The answer must be one number: the count of lines in the data below that include "Closure".

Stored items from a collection
Start of Block

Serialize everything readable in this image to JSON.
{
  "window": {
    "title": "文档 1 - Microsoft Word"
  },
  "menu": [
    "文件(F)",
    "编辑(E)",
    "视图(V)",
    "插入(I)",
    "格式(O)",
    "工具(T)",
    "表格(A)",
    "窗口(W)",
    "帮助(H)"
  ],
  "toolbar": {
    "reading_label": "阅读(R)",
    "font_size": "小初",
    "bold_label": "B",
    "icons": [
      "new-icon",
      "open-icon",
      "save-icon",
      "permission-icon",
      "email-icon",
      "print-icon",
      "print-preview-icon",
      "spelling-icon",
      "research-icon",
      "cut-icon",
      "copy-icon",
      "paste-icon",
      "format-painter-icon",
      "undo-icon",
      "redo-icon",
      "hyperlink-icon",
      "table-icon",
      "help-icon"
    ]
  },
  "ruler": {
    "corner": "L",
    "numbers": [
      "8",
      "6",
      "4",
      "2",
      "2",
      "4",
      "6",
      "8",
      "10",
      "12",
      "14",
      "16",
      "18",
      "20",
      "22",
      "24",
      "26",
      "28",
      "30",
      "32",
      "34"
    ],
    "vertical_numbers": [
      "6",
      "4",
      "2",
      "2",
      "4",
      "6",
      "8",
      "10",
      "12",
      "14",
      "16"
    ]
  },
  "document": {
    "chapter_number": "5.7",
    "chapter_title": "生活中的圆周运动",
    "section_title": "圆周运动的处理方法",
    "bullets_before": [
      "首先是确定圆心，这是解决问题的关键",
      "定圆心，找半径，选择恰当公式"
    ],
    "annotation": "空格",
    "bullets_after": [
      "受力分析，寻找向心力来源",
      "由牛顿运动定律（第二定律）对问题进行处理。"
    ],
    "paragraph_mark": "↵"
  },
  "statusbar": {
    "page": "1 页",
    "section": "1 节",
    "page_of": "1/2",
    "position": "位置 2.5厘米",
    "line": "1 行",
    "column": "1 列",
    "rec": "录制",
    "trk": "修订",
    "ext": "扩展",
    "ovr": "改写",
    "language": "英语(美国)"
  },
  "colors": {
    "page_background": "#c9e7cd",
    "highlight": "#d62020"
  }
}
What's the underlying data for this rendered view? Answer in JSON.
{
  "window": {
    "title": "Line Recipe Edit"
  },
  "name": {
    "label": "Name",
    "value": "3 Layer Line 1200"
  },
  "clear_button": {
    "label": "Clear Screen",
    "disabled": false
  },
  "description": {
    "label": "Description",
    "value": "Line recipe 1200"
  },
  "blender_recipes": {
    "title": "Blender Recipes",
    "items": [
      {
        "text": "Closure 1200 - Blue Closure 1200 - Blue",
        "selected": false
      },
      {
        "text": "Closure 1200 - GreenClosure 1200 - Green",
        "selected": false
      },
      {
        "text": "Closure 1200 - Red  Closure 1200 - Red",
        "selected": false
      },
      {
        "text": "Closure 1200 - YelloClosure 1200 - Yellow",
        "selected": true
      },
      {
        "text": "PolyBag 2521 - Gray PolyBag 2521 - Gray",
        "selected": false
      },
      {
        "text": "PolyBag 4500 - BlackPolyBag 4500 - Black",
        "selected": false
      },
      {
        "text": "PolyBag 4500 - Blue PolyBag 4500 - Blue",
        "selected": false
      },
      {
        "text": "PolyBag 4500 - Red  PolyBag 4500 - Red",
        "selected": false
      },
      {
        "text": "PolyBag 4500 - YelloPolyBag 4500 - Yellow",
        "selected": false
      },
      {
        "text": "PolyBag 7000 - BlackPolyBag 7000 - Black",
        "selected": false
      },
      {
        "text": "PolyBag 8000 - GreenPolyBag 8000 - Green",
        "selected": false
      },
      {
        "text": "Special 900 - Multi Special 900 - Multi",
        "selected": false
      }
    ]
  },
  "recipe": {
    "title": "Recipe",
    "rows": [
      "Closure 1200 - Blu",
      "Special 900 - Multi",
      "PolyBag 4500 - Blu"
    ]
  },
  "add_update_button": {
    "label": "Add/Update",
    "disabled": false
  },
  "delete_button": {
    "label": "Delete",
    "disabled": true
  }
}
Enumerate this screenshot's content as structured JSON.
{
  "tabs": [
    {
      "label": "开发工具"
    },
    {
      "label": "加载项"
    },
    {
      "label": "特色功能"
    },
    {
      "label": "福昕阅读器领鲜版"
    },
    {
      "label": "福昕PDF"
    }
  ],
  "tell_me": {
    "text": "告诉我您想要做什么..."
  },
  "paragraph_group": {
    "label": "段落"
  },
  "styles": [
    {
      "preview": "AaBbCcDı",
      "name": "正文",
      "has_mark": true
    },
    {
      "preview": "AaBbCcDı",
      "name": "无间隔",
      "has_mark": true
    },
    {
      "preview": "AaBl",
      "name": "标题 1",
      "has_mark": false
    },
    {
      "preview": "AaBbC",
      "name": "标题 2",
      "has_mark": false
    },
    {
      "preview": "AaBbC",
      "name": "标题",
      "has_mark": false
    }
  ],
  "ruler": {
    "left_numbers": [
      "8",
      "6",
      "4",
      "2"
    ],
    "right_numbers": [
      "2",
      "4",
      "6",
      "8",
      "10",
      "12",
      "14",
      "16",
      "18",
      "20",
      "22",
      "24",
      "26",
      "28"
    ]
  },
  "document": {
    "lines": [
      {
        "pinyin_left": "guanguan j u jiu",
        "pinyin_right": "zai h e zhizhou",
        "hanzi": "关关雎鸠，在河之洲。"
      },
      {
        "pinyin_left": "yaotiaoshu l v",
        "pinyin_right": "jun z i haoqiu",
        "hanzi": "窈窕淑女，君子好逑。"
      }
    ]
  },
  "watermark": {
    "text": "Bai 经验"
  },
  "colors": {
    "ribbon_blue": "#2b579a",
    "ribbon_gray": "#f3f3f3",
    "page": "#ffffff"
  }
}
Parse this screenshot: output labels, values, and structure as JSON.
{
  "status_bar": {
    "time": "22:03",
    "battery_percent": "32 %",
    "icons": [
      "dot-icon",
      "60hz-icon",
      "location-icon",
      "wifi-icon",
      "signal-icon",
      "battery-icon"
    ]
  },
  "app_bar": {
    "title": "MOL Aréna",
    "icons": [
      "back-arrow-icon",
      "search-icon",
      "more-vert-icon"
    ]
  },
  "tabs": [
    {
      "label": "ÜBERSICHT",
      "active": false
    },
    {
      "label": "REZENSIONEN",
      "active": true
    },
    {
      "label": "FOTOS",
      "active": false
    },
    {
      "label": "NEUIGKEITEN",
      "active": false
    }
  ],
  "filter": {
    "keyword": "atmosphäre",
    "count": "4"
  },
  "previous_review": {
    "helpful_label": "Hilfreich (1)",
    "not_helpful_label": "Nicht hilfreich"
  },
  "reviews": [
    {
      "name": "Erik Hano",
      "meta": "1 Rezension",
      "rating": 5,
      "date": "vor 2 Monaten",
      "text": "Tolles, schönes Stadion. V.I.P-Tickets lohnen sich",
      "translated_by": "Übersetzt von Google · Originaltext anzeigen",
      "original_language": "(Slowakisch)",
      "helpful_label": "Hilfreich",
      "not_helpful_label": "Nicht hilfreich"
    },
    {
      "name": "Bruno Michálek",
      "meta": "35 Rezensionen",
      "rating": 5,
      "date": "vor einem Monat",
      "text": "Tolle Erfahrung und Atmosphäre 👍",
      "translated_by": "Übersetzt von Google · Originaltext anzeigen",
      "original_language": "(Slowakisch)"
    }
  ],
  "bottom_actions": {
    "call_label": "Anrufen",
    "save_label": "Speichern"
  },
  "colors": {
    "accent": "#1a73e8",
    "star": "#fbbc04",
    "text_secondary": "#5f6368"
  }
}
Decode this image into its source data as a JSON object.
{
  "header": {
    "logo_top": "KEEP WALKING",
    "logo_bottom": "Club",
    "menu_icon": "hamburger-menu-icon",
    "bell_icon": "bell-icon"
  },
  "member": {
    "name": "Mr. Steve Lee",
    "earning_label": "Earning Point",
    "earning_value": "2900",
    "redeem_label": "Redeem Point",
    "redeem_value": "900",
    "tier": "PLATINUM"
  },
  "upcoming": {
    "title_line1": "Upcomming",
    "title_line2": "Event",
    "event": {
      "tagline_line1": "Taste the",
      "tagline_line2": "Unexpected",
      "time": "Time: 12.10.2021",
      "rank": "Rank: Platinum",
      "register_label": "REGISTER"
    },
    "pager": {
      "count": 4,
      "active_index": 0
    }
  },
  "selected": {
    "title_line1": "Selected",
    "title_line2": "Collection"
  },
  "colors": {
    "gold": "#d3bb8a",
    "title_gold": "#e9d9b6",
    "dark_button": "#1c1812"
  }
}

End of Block

* Task result:
5